  • International Search Report PCT/ISA/210 for International Application No. PCT/EP2011/061104 dated Oct. 18, 2011.

Patent History

Patent number: 8998510
Type: Grant
Filed: Jul 1, 2011
Date of Patent: Apr 7, 2015
Patent Publication Number: 20130121642
Assignee: Alcatel Lucent (Boulogne-Billancourt)
Inventor: Philippe Charbonnier (Marcoussis)
Primary Examiner: Mike Stahl
Application Number: 13/806,484

Classifications

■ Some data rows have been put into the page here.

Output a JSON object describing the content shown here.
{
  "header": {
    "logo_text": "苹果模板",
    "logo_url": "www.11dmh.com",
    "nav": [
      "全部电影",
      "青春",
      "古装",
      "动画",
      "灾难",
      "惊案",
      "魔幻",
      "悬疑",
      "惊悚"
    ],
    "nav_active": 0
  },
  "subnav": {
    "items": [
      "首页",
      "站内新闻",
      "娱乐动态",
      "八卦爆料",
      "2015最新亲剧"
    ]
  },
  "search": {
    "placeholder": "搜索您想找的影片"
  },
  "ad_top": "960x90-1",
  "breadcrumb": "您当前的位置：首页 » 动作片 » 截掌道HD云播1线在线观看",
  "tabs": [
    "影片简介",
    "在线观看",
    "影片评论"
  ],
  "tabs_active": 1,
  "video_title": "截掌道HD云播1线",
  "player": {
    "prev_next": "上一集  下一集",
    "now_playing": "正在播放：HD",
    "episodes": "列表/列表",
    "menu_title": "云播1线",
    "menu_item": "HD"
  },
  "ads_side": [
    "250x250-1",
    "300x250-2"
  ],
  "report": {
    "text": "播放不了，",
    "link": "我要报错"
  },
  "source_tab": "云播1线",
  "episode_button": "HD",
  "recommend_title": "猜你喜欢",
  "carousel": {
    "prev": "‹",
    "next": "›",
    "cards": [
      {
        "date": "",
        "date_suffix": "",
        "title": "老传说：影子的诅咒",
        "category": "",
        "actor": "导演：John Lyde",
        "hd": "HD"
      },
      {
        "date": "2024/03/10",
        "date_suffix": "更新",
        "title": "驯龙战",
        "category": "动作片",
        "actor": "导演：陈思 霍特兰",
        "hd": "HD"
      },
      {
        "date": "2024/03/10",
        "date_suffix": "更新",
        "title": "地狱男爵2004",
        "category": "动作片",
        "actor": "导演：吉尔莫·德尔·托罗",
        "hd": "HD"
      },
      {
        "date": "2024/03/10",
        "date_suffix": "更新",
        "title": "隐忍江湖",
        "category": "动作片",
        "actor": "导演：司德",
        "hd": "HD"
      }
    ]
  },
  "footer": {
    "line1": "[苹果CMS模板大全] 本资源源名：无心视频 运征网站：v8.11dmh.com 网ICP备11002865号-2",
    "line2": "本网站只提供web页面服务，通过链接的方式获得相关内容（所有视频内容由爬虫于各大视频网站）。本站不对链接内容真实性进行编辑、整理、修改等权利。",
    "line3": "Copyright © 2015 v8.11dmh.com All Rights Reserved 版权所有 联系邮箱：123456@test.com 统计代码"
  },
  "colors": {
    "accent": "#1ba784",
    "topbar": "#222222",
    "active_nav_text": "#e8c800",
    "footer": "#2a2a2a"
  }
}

Current U.S. Class: Fiber Permanently Fixed After Adjustment (385/91); Fiber Adjustable Relative To Device (385/90)
International Classification: G02B 6/42 (20060101); G02B 6/36 (20060101);